In the 2000s, Celso Mendoza organized a work stoppage to protest unjust pay and working conditions that ultimately led to union representation at his chicken plant in Mississippi. Fifteen years later, in April 2020, he started feeling sick. On May 2, after an agonizing week in the hospital, he became one of the first meat and poultry workers to pass from COVID-19. I wrote an op-ed sharing a few of my memories of him, which thankfully helped to raise over $26,000 to repatriate his remains and support his child’s medical treatment for advanced kidney failure.
His employer, too, wrote a tribute and placed it in the break room at the chicken plant. “Ariel Perales… was one of the ideal employees who always came to work with the most positive attitude and the willingness to work where ever he was needed. He was so caring and never hesitated to assist and help anyone without even being asked to do so. …Fly high Ariel and continue to watch over us all.” Ironically, the tribute referred to Celso using his “work name,” Ariel Perales, rather than his real name. Even in death, the legal exclusions that regulated his life by criminalizing undocumented work continue to underscore the structural precarity that ultimately led to his death.
Meat and poultry workers have been clear since the earliest reports of COVID-19 outbreaks in their plants—they need paid sick leave, proper personal protective equipment, and hazard pay. The failure to offer these basic protections has dramatically exacerbated the virus’s spread. We desperately need government leaders to regulate this industry—not give them a free pass to slaughter workers at will. And until effective federal regulations are put in place, meat and poultry processors will just keep running the line.
The new Biden administration has an overwhelming amount of pressing work to do come January 20; ensuring protections and rights for the most vulnerable among us must be among the highest issues on their agenda. This includes sending a clear message—using the tools of regulation, policy, and resource allocation—that their administration stands with our nation’s food chain workers, as well as with their families and communities.
Trump and his industry supporters may have viewed these human losses as a small price to pay to continue providing the rest of us with hamburgers and chicken nuggets for a profit, but Celso Mendoza, the tens of thousands of other essential workers like him who have succumbed to the coronavirus, and those we have yet to lose are not expendable. They are irreplaceable.
May they all rest in power.
Angela Stuesse is an associate professor of anthropology and global studies at the University of North Carolina, Chapel Hill and author of Scratching Out a Living: Latinos, Race, and Work in the Deep South (2016). Follow her on Twitter @astuesse.

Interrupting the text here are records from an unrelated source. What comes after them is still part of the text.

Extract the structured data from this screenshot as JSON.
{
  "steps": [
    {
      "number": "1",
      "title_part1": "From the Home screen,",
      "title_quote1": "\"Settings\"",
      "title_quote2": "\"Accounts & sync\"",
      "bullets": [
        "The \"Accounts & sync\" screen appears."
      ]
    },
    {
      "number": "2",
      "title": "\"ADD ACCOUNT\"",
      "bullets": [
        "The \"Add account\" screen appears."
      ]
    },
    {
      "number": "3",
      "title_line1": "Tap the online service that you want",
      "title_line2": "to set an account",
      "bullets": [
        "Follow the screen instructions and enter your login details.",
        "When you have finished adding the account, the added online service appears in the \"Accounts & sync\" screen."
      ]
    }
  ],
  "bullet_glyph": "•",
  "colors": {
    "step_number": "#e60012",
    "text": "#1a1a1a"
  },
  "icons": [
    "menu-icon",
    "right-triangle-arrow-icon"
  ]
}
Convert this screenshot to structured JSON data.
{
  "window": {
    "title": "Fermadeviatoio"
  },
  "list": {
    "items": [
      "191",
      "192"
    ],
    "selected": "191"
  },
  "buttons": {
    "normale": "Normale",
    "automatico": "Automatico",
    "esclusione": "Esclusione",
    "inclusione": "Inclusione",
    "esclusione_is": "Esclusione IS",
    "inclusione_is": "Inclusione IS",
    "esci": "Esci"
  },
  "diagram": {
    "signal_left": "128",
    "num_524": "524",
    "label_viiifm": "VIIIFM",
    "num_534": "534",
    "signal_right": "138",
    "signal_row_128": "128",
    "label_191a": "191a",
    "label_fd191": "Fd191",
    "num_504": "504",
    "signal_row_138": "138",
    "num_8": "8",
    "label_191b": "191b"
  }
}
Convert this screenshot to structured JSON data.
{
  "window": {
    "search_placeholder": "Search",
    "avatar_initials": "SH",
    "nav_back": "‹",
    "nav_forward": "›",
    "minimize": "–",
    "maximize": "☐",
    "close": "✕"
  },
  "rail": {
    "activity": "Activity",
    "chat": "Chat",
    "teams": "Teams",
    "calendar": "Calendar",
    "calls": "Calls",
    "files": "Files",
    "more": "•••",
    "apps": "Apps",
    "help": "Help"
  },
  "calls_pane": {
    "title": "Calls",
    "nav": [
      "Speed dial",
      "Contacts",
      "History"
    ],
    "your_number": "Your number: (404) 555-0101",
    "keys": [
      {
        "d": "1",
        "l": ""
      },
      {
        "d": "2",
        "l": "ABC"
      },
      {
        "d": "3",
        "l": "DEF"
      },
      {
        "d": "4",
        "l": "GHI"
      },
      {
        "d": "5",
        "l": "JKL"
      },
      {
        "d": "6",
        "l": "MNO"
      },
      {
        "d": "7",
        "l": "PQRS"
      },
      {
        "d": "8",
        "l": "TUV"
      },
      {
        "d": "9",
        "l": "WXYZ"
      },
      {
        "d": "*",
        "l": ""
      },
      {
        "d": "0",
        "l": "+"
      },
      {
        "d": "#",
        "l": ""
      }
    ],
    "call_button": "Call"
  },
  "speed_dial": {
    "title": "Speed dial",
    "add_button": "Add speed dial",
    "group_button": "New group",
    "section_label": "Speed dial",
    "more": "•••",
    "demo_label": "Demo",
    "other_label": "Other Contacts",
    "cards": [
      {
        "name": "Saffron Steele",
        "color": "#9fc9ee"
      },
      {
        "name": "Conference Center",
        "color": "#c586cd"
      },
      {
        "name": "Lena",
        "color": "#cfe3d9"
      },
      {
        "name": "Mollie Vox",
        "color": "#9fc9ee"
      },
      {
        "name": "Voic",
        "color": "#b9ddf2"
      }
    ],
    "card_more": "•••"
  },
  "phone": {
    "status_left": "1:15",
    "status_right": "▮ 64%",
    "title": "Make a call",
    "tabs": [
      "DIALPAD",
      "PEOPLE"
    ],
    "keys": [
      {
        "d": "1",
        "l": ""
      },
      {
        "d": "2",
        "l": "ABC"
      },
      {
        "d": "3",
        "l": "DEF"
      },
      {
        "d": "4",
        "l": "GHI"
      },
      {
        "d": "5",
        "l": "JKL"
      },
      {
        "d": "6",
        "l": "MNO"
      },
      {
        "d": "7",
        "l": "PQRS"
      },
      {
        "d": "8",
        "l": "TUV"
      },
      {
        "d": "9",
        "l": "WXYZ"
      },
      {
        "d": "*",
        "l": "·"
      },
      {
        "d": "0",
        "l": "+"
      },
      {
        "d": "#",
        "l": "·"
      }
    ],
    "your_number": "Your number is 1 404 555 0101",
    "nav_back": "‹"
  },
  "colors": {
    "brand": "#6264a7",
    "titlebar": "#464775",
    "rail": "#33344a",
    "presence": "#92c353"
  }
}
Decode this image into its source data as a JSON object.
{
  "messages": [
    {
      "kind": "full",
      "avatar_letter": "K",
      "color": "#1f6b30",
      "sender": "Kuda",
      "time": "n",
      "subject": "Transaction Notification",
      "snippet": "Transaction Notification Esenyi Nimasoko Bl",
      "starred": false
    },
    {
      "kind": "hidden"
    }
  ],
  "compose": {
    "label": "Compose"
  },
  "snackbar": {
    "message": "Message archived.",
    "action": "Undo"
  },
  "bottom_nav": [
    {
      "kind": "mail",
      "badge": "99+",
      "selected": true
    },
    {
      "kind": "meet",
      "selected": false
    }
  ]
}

Cite as: Stuesse, Angela. 2021. “Killing the Workers Who Feed Us.” Anthropology News website, January 8, 2020. DOI: 10.14506/AN.1566